Narrow the data below down to the lines containing "handle".

Page and application data records
---*---

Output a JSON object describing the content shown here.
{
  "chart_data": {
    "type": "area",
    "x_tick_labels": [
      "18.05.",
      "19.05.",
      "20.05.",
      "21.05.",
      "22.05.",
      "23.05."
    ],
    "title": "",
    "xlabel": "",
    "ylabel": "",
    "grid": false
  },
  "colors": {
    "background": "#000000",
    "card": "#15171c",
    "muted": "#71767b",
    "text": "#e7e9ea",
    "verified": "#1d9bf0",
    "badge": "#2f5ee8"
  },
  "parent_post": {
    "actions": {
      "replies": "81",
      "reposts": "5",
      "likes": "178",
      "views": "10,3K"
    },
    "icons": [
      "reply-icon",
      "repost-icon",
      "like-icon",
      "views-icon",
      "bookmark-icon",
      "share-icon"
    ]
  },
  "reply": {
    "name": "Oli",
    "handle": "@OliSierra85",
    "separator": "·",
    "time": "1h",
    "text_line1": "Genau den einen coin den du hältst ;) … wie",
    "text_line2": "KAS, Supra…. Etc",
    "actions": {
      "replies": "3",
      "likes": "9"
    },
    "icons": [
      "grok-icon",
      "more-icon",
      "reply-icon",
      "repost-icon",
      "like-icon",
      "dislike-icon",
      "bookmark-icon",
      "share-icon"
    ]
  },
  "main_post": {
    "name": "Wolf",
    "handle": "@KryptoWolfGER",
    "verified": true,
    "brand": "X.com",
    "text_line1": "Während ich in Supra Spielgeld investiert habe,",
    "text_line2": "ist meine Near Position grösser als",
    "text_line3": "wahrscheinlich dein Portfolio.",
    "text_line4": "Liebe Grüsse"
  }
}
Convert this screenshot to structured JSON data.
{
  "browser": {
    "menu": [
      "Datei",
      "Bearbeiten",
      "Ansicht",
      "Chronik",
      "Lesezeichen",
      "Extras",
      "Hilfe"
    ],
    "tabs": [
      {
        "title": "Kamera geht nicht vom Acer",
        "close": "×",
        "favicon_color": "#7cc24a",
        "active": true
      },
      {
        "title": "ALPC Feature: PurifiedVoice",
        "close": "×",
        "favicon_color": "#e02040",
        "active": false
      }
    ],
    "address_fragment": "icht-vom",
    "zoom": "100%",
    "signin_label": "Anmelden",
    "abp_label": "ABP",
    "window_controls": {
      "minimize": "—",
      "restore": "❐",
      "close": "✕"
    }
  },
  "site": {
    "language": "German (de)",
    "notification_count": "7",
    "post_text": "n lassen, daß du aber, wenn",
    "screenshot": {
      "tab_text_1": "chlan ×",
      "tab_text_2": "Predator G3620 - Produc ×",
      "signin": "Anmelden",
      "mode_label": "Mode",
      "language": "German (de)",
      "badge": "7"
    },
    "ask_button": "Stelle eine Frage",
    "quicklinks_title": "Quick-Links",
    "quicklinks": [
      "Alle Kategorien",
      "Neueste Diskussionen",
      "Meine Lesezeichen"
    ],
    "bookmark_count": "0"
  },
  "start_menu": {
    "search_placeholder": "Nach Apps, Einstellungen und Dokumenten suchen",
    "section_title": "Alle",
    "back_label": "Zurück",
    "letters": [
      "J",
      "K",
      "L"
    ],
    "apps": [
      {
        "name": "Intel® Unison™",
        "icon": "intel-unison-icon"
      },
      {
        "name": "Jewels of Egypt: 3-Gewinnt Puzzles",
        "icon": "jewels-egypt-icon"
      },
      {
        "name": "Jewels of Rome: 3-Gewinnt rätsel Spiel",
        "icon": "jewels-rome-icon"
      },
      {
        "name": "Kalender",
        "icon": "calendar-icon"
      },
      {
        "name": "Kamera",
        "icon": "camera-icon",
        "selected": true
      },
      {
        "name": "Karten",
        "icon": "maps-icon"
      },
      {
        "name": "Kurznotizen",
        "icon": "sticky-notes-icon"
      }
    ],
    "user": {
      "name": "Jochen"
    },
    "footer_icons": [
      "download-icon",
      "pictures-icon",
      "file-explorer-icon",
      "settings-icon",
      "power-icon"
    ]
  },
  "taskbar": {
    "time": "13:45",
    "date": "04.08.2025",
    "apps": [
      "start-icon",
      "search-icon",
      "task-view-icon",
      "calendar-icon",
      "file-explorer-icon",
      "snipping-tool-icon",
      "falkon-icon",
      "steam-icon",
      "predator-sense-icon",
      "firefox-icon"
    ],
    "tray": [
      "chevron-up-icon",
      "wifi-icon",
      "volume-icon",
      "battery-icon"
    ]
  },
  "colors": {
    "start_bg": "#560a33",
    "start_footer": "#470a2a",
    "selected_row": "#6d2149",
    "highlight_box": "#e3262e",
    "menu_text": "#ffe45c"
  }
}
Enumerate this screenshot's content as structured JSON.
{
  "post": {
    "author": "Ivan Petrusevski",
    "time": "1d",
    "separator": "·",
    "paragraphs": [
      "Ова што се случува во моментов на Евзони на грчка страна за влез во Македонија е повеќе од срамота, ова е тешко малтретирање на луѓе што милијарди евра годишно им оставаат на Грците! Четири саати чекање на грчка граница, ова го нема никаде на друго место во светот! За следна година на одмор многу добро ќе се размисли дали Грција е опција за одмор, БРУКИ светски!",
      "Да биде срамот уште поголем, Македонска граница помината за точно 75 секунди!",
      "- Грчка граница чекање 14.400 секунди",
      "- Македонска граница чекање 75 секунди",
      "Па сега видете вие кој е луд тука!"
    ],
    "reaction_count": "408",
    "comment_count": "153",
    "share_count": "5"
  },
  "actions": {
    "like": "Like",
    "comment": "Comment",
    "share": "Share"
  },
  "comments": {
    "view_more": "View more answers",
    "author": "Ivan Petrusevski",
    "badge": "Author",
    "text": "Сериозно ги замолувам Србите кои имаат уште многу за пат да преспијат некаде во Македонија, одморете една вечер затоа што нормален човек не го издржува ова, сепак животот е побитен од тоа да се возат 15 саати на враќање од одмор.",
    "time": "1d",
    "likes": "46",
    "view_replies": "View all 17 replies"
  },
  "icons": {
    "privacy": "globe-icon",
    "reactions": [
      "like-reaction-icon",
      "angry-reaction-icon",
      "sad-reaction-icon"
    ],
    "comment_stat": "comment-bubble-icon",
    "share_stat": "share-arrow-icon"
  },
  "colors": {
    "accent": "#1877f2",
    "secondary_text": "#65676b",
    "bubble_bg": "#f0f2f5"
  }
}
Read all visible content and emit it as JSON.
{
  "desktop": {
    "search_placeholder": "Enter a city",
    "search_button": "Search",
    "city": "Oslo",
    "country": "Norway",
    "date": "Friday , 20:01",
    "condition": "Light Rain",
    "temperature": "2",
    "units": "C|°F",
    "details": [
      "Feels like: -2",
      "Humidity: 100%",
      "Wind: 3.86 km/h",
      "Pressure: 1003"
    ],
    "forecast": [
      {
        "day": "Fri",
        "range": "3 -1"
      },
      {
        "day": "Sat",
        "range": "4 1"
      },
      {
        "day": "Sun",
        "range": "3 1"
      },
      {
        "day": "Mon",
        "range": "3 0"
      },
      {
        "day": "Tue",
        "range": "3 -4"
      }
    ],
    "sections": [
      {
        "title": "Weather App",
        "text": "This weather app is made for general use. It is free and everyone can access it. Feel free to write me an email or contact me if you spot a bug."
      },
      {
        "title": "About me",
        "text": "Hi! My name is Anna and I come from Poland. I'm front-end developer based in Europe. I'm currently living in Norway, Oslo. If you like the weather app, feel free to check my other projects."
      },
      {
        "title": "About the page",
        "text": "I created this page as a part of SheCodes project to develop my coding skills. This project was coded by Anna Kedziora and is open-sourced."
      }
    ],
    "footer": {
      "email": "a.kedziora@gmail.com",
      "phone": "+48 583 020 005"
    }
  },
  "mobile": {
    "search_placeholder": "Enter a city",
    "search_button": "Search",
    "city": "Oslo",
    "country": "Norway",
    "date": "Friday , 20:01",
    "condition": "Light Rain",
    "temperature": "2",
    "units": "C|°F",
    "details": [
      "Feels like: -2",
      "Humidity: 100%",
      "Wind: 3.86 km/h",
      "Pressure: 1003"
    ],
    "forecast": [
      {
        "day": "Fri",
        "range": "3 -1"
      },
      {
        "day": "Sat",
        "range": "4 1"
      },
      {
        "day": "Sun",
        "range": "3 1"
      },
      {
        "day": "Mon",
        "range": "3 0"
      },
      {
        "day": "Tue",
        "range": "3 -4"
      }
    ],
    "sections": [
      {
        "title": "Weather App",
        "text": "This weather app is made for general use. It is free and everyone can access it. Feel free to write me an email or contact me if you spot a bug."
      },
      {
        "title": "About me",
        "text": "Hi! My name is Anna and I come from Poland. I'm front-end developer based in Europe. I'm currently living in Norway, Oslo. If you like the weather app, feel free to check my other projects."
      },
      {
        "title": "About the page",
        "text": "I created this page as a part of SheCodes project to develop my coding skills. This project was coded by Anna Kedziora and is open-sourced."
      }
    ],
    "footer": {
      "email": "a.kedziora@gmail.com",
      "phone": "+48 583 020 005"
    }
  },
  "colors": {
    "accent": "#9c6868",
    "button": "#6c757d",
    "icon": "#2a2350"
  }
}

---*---

PROBLEM SOLUTION:
    "handle": "@OliSierra85",
    "handle": "@KryptoWolfGER",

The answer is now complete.